PROMPT
All entries are to be returned verbatim.

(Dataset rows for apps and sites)
· · · ·
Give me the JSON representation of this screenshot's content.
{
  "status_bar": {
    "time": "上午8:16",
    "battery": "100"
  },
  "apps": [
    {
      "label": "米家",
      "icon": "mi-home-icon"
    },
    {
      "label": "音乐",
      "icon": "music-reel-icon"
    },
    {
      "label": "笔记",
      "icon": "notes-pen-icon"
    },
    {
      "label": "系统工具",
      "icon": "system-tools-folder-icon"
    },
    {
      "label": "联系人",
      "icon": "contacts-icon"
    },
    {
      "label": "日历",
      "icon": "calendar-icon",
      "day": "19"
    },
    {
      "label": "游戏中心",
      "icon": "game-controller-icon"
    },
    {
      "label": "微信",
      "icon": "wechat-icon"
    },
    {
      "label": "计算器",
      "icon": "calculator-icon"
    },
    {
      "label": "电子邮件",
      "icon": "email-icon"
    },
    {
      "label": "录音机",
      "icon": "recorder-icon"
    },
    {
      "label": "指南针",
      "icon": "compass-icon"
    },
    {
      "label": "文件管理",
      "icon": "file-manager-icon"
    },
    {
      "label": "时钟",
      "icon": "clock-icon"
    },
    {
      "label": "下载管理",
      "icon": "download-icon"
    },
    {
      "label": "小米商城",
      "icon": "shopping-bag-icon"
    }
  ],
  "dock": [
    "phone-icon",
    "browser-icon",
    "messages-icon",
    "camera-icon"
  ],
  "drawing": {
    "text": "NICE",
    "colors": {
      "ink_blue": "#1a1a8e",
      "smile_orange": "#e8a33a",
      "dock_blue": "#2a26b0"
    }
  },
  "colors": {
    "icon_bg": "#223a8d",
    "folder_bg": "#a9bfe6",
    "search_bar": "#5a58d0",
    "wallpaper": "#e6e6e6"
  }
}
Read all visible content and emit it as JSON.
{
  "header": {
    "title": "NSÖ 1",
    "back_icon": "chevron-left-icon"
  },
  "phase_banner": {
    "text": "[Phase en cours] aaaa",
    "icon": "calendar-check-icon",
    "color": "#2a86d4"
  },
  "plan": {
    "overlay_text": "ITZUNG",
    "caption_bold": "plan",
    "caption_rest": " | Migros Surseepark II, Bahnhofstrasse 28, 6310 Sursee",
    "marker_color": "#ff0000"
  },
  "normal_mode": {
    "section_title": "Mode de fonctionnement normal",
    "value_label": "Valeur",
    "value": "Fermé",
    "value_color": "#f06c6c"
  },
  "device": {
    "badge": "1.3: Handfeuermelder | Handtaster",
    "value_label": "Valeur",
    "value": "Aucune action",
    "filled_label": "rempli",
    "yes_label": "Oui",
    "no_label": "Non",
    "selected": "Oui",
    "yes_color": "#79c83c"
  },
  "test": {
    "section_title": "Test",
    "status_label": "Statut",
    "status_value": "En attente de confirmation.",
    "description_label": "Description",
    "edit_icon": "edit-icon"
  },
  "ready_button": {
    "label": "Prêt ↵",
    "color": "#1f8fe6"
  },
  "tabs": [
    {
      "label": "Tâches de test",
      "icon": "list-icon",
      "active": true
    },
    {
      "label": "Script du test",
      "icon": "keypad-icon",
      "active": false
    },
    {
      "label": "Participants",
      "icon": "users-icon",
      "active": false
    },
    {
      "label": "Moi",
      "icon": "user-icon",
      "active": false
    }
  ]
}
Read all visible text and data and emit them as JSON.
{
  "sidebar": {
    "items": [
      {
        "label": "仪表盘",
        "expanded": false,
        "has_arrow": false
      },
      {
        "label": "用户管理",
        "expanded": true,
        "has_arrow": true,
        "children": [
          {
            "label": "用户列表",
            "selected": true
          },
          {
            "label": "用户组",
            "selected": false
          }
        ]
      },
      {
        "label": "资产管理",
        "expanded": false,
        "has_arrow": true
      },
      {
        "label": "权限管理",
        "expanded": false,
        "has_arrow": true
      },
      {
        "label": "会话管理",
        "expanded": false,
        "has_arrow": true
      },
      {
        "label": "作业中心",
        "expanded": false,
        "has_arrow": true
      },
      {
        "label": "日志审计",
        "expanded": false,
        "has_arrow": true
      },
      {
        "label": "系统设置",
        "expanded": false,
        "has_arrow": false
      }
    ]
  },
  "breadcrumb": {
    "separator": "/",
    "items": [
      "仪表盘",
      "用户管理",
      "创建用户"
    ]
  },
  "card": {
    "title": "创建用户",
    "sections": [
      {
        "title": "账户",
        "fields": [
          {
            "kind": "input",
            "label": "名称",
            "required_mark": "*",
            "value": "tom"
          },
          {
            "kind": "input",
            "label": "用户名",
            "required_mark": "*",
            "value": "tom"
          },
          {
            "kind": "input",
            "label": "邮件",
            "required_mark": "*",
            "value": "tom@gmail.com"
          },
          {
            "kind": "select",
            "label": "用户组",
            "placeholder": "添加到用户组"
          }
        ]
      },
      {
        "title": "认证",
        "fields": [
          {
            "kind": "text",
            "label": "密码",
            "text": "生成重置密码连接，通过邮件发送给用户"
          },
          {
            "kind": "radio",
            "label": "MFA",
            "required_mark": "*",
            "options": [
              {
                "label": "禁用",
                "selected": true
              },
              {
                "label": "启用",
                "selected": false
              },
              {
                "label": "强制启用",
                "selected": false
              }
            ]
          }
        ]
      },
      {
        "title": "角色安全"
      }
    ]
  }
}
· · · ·
TASK SOLUTION
Give me the JSON representation of this screenshot's content.
{
  "status_bar": {
    "time": "上午8:16",
    "battery": "100"
  },
  "apps": [
    {
      "label": "米家",
      "icon": "mi-home-icon"
    },
    {
      "label": "音乐",
      "icon": "music-reel-icon"
    },
    {
      "label": "笔记",
      "icon": "notes-pen-icon"
    },
    {
      "label": "系统工具",
      "icon": "system-tools-folder-icon"
    },
    {
      "label": "联系人",
      "icon": "contacts-icon"
    },
    {
      "label": "日历",
      "icon": "calendar-icon",
      "day": "19"
    },
    {
      "label": "游戏中心",
      "icon": "game-controller-icon"
    },
    {
      "label": "微信",
      "icon": "wechat-icon"
    },
    {
      "label": "计算器",
      "icon": "calculator-icon"
    },
    {
      "label": "电子邮件",
      "icon": "email-icon"
    },
    {
      "label": "录音机",
      "icon": "recorder-icon"
    },
    {
      "label": "指南针",
      "icon": "compass-icon"
    },
    {
      "label": "文件管理",
      "icon": "file-manager-icon"
    },
    {
      "label": "时钟",
      "icon": "clock-icon"
    },
    {
      "label": "下载管理",
      "icon": "download-icon"
    },
    {
      "label": "小米商城",
      "icon": "shopping-bag-icon"
    }
  ],
  "dock": [
    "phone-icon",
    "browser-icon",
    "messages-icon",
    "camera-icon"
  ],
  "drawing": {
    "text": "NICE",
    "colors": {
      "ink_blue": "#1a1a8e",
      "smile_orange": "#e8a33a",
      "dock_blue": "#2a26b0"
    }
  },
  "colors": {
    "icon_bg": "#223a8d",
    "folder_bg": "#a9bfe6",
    "search_bar": "#5a58d0",
    "wallpaper": "#e6e6e6"
  }
}
Read all visible content and emit it as JSON.
{
  "header": {
    "title": "NSÖ 1",
    "back_icon": "chevron-left-icon"
  },
  "phase_banner": {
    "text": "[Phase en cours] aaaa",
    "icon": "calendar-check-icon",
    "color": "#2a86d4"
  },
  "plan": {
    "overlay_text": "ITZUNG",
    "caption_bold": "plan",
    "caption_rest": " | Migros Surseepark II, Bahnhofstrasse 28, 6310 Sursee",
    "marker_color": "#ff0000"
  },
  "normal_mode": {
    "section_title": "Mode de fonctionnement normal",
    "value_label": "Valeur",
    "value": "Fermé",
    "value_color": "#f06c6c"
  },
  "device": {
    "badge": "1.3: Handfeuermelder | Handtaster",
    "value_label": "Valeur",
    "value": "Aucune action",
    "filled_label": "rempli",
    "yes_label": "Oui",
    "no_label": "Non",
    "selected": "Oui",
    "yes_color": "#79c83c"
  },
  "test": {
    "section_title": "Test",
    "status_label": "Statut",
    "status_value": "En attente de confirmation.",
    "description_label": "Description",
    "edit_icon": "edit-icon"
  },
  "ready_button": {
    "label": "Prêt ↵",
    "color": "#1f8fe6"
  },
  "tabs": [
    {
      "label": "Tâches de test",
      "icon": "list-icon",
      "active": true
    },
    {
      "label": "Script du test",
      "icon": "keypad-icon",
      "active": false
    },
    {
      "label": "Participants",
      "icon": "users-icon",
      "active": false
    },
    {
      "label": "Moi",
      "icon": "user-icon",
      "active": false
    }
  ]
}
Read all visible text and data and emit them as JSON.
{
  "sidebar": {
    "items": [
      {
        "label": "仪表盘",
        "expanded": false,
        "has_arrow": false
      },
      {
        "label": "用户管理",
        "expanded": true,
        "has_arrow": true,
        "children": [
          {
            "label": "用户列表",
            "selected": true
          },
          {
            "label": "用户组",
            "selected": false
          }
        ]
      },
      {
        "label": "资产管理",
        "expanded": false,
        "has_arrow": true
      },
      {
        "label": "权限管理",
        "expanded": false,
        "has_arrow": true
      },
      {
        "label": "会话管理",
        "expanded": false,
        "has_arrow": true
      },
      {
        "label": "作业中心",
        "expanded": false,
        "has_arrow": true
      },
      {
        "label": "日志审计",
        "expanded": false,
        "has_arrow": true
      },
      {
        "label": "系统设置",
        "expanded": false,
        "has_arrow": false
      }
    ]
  },
  "breadcrumb": {
    "separator": "/",
    "items": [
      "仪表盘",
      "用户管理",
      "创建用户"
    ]
  },
  "card": {
    "title": "创建用户",
    "sections": [
      {
        "title": "账户",
        "fields": [
          {
            "kind": "input",
            "label": "名称",
            "required_mark": "*",
            "value": "tom"
          },
          {
            "kind": "input",
            "label": "用户名",
            "required_mark": "*",
            "value": "tom"
          },
          {
            "kind": "input",
            "label": "邮件",
            "required_mark": "*",
            "value": "tom@gmail.com"
          },
          {
            "kind": "select",
            "label": "用户组",
            "placeholder": "添加到用户组"
          }
        ]
      },
      {
        "title": "认证",
        "fields": [
          {
            "kind": "text",
            "label": "密码",
            "text": "生成重置密码连接，通过邮件发送给用户"
          },
          {
            "kind": "radio",
            "label": "MFA",
            "required_mark": "*",
            "options": [
              {
                "label": "禁用",
                "selected": true
              },
              {
                "label": "启用",
                "selected": false
              },
              {
                "label": "强制启用",
                "selected": false
              }
            ]
          }
        ]
      },
      {
        "title": "角色安全"
      }
    ]
  }
}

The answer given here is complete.